=== Section Start ===

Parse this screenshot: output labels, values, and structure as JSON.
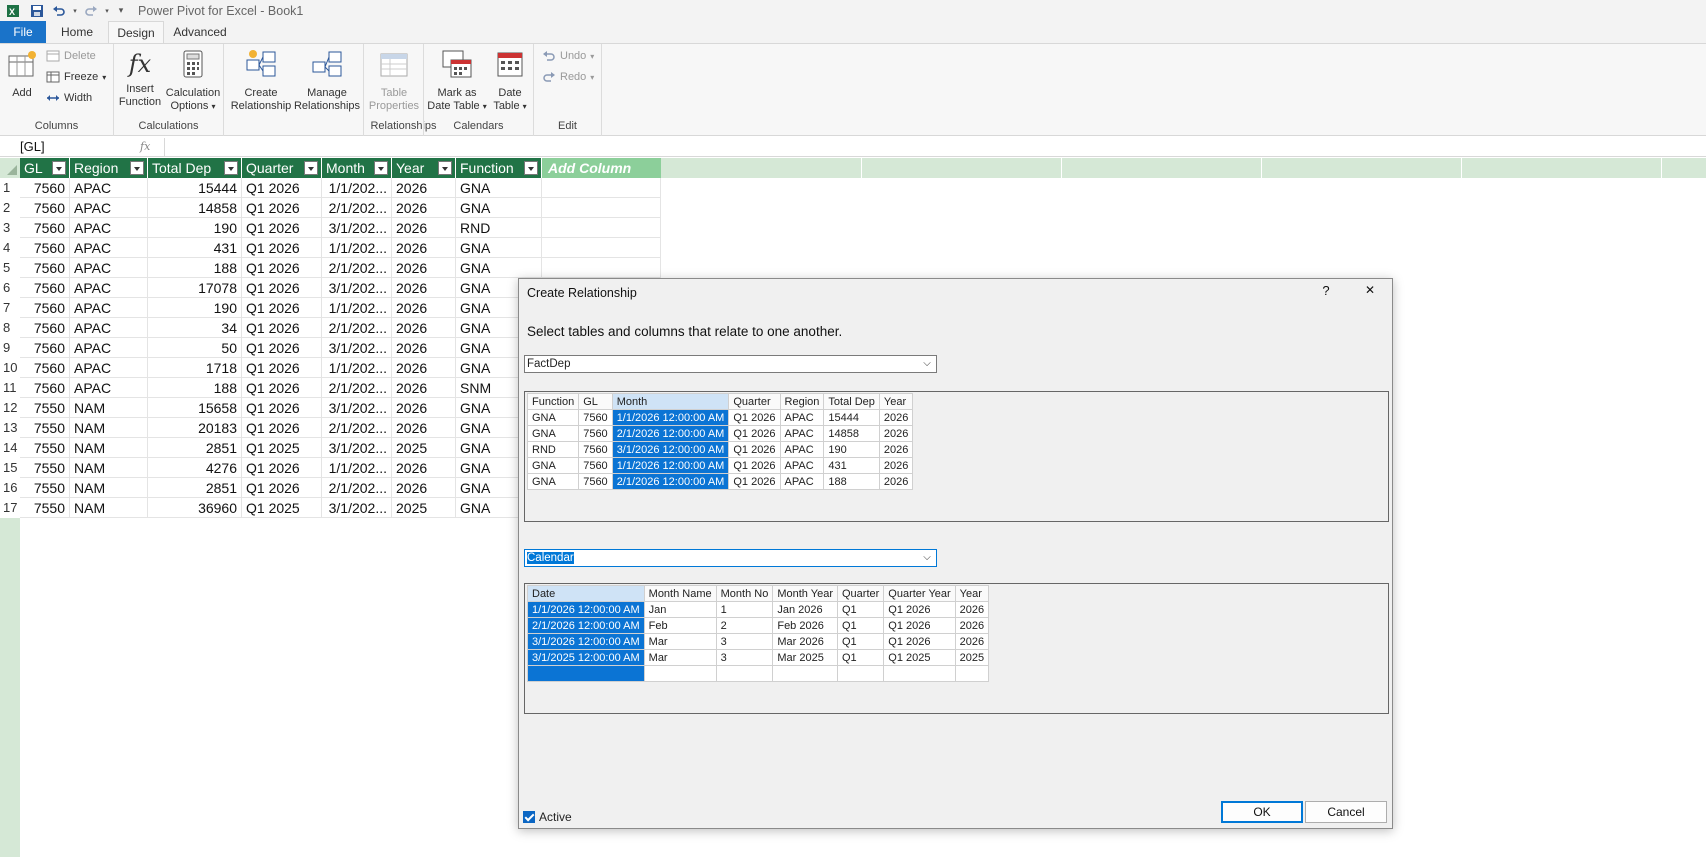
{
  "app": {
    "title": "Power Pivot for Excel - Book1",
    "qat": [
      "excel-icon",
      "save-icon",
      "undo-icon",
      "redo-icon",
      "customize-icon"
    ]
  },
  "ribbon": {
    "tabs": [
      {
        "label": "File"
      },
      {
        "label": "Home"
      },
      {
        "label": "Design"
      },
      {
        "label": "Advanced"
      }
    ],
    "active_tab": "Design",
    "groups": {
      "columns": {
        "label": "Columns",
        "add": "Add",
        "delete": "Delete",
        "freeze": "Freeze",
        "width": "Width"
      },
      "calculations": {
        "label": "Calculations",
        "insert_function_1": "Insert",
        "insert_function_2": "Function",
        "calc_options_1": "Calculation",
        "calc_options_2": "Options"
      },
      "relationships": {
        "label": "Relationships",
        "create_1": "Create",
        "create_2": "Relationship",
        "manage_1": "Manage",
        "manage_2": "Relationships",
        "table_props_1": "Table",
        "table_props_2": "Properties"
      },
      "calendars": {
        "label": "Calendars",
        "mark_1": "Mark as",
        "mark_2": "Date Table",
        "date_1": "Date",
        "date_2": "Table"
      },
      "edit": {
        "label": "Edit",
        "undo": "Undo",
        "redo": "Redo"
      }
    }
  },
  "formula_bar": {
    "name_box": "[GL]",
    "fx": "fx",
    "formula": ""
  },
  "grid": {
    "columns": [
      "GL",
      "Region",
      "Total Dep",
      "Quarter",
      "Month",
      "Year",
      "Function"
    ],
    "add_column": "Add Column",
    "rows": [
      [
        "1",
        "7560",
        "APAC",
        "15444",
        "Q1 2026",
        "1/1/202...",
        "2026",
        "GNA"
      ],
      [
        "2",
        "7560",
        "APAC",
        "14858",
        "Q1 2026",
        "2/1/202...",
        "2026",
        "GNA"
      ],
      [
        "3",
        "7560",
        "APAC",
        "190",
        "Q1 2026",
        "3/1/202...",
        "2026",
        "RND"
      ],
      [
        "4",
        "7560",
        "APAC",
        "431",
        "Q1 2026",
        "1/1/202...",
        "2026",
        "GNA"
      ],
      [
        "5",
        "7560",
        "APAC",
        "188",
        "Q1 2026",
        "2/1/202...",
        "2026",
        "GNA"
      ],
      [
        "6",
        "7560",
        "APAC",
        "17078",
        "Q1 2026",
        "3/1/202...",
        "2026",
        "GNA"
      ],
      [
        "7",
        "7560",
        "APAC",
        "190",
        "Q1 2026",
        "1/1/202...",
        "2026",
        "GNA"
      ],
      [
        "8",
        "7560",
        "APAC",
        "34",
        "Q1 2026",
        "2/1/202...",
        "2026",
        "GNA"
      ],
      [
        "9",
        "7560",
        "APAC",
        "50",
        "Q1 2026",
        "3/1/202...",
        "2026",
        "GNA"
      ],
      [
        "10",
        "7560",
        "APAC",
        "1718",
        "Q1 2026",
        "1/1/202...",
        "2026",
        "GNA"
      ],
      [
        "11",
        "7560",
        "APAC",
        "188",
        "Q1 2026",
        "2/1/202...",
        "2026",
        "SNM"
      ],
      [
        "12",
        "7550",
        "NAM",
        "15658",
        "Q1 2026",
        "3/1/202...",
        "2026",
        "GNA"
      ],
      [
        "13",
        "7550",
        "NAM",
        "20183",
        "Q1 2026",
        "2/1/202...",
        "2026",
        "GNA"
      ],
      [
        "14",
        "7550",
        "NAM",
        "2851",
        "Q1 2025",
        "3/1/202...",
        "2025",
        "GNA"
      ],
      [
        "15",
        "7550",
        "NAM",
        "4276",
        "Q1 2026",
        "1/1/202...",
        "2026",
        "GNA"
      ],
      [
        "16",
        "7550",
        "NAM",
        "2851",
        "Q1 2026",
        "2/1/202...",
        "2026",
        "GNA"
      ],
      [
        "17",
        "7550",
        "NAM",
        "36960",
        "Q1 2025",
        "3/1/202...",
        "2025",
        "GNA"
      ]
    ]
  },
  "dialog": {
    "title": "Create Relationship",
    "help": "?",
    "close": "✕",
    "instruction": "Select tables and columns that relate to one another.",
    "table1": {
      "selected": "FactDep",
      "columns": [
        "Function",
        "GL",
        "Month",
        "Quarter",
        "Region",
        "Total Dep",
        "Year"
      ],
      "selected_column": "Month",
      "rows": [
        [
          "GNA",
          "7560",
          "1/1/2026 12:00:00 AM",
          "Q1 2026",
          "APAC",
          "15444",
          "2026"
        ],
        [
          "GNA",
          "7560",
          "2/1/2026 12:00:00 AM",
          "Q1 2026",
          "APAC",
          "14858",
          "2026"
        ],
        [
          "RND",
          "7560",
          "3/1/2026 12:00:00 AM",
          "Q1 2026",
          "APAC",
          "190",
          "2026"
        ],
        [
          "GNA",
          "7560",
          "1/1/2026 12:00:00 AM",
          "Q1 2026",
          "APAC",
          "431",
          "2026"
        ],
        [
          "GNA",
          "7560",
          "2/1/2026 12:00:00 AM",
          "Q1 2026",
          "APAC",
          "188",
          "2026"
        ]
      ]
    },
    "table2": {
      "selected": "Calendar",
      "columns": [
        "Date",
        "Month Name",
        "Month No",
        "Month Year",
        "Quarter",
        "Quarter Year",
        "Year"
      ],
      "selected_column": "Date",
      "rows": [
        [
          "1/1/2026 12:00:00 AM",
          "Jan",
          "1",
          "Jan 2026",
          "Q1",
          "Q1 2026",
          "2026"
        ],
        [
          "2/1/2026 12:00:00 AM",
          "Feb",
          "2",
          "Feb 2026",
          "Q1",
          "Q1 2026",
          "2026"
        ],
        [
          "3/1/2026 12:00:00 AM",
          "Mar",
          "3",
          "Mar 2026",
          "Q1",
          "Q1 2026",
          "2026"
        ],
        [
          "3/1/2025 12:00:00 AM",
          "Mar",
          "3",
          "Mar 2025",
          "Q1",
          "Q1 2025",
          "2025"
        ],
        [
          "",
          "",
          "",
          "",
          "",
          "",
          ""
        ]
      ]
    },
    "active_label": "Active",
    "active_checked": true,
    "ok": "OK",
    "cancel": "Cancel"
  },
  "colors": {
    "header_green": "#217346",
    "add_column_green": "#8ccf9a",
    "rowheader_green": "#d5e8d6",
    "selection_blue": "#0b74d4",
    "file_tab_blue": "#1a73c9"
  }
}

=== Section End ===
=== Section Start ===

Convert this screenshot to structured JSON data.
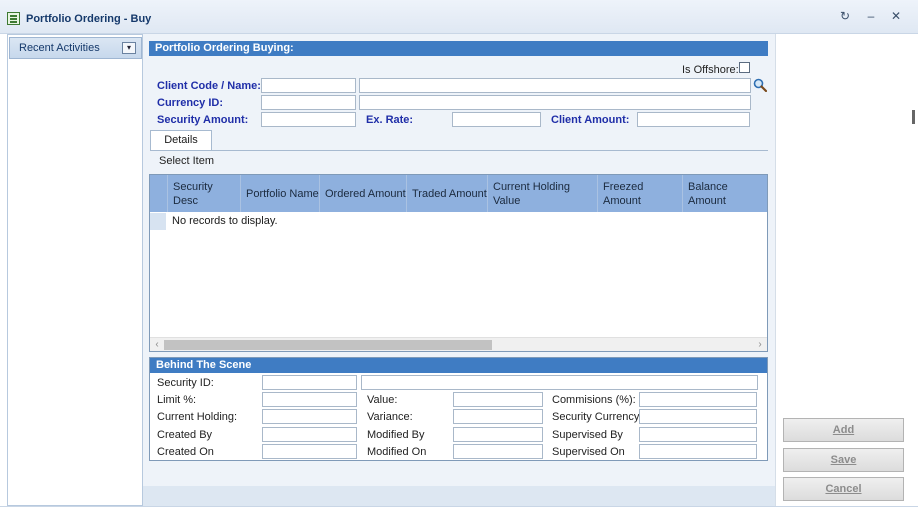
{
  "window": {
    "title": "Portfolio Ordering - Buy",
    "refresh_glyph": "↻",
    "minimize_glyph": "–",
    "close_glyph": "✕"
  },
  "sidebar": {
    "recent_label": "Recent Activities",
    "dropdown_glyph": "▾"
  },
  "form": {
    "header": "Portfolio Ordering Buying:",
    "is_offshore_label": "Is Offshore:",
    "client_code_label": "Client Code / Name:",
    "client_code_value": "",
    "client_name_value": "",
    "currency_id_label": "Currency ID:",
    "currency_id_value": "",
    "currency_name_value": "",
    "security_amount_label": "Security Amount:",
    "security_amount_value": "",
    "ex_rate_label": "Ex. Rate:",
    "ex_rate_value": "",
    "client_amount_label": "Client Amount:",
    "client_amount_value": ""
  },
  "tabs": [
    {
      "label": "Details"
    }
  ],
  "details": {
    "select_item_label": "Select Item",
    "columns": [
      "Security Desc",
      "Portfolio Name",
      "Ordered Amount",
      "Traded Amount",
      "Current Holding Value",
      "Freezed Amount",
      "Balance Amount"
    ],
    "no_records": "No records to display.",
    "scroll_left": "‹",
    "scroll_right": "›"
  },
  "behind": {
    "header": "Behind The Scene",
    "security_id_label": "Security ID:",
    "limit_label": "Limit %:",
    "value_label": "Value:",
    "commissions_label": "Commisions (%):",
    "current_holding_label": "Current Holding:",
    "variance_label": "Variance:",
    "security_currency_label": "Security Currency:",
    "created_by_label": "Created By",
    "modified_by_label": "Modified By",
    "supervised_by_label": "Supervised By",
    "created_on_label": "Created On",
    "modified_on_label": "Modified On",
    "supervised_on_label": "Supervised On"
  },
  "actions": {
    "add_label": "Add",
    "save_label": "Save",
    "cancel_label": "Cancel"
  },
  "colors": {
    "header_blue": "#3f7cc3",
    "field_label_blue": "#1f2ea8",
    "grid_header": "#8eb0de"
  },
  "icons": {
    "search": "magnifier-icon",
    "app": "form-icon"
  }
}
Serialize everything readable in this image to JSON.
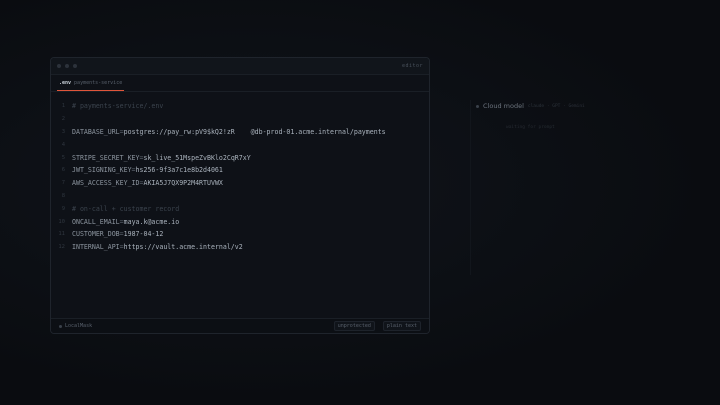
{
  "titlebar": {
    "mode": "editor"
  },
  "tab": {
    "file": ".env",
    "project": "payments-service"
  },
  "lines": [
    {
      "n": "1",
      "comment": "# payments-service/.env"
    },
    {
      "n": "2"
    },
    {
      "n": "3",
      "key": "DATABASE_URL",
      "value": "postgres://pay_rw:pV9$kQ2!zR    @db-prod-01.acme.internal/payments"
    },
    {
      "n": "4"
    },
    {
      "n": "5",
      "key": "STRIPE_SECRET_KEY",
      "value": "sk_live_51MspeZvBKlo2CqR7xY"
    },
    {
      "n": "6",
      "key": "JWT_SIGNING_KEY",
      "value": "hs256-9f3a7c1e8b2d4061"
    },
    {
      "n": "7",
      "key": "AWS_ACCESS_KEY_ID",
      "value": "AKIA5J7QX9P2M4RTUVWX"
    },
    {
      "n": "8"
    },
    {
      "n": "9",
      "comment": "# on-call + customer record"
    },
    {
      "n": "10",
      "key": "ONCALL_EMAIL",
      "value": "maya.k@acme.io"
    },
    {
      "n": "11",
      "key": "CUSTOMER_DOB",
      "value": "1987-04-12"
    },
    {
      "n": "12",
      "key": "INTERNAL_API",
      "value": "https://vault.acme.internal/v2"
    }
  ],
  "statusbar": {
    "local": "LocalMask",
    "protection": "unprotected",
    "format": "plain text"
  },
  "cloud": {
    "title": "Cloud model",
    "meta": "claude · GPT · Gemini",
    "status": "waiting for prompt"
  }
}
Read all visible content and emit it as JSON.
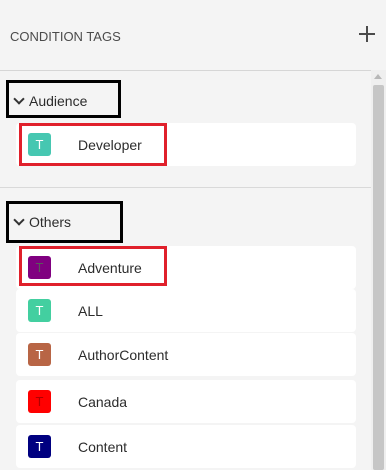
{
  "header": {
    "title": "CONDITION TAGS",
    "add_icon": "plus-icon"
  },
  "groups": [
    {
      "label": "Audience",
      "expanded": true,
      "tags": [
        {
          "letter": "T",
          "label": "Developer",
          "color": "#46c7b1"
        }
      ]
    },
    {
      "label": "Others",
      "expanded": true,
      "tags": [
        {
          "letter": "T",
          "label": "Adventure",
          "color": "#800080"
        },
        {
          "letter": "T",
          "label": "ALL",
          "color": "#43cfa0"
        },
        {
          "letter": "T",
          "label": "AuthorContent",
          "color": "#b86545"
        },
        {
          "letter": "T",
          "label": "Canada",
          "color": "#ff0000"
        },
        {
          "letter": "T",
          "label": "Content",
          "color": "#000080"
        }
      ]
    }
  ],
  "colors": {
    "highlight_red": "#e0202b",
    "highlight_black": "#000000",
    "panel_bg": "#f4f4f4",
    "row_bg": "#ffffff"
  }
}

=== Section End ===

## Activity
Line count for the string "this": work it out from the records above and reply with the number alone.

## Exercise solution
3